# Records to process
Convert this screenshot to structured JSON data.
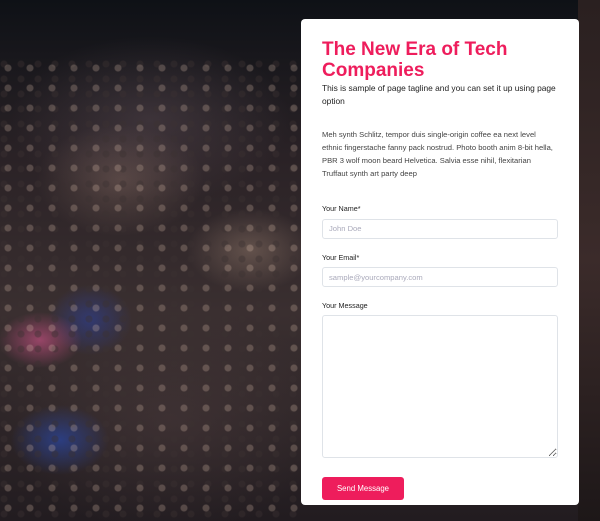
{
  "form": {
    "title": "The New Era of Tech Companies",
    "tagline": "This is sample of page tagline and you can set it up using page option",
    "description": "Meh synth Schlitz, tempor duis single-origin coffee ea next level ethnic fingerstache fanny pack nostrud. Photo booth anim 8-bit hella, PBR 3 wolf moon beard Helvetica. Salvia esse nihil, flexitarian Truffaut synth art party deep",
    "fields": {
      "name": {
        "label": "Your Name*",
        "placeholder": "John Doe"
      },
      "email": {
        "label": "Your Email*",
        "placeholder": "sample@yourcompany.com"
      },
      "message": {
        "label": "Your Message",
        "placeholder": ""
      }
    },
    "submit_label": "Send Message"
  },
  "colors": {
    "accent": "#ee1d5c",
    "card_background": "#ffffff",
    "input_border": "#dfe3e8"
  }
}
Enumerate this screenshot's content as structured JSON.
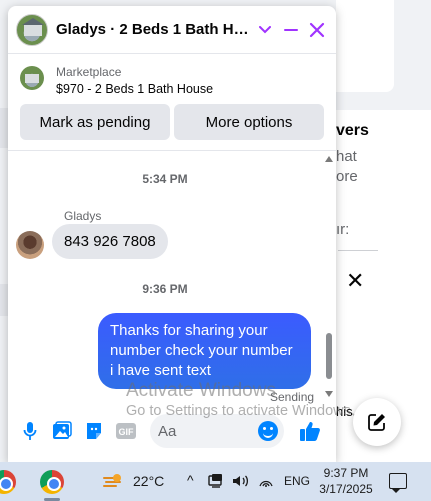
{
  "chat": {
    "title": "Gladys · 2 Beds 1 Bath House…",
    "marketplace": {
      "label": "Marketplace",
      "listing": "$970 - 2 Beds 1 Bath House"
    },
    "buttons": {
      "mark_pending": "Mark as pending",
      "more_options": "More options"
    },
    "messages": [
      {
        "type": "timestamp",
        "text": "5:34 PM"
      },
      {
        "type": "incoming",
        "sender": "Gladys",
        "text": "843 926 7808"
      },
      {
        "type": "timestamp",
        "text": "9:36 PM"
      },
      {
        "type": "outgoing",
        "text": "Thanks for sharing your number check your number i have sent text",
        "status": "Sending"
      }
    ],
    "composer": {
      "placeholder": "Aa"
    }
  },
  "background": {
    "heading_fragment": "vers",
    "line1": "hat",
    "line2": "ore",
    "line3": "ır:",
    "line4": "his."
  },
  "watermark": {
    "title": "Activate Windows",
    "subtitle": "Go to Settings to activate Windows."
  },
  "taskbar": {
    "temperature": "22°C",
    "language": "ENG",
    "time": "9:37 PM",
    "date": "3/17/2025"
  },
  "colors": {
    "accent": "#a033ff",
    "outgoing_bubble": "#3b5bff",
    "messenger_blue": "#0084ff"
  }
}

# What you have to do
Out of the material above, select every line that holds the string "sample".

# Answer box
    "tagline": "This is sample of page tagline and you can set it up using page option",
        "placeholder": "sample@yourcompany.com"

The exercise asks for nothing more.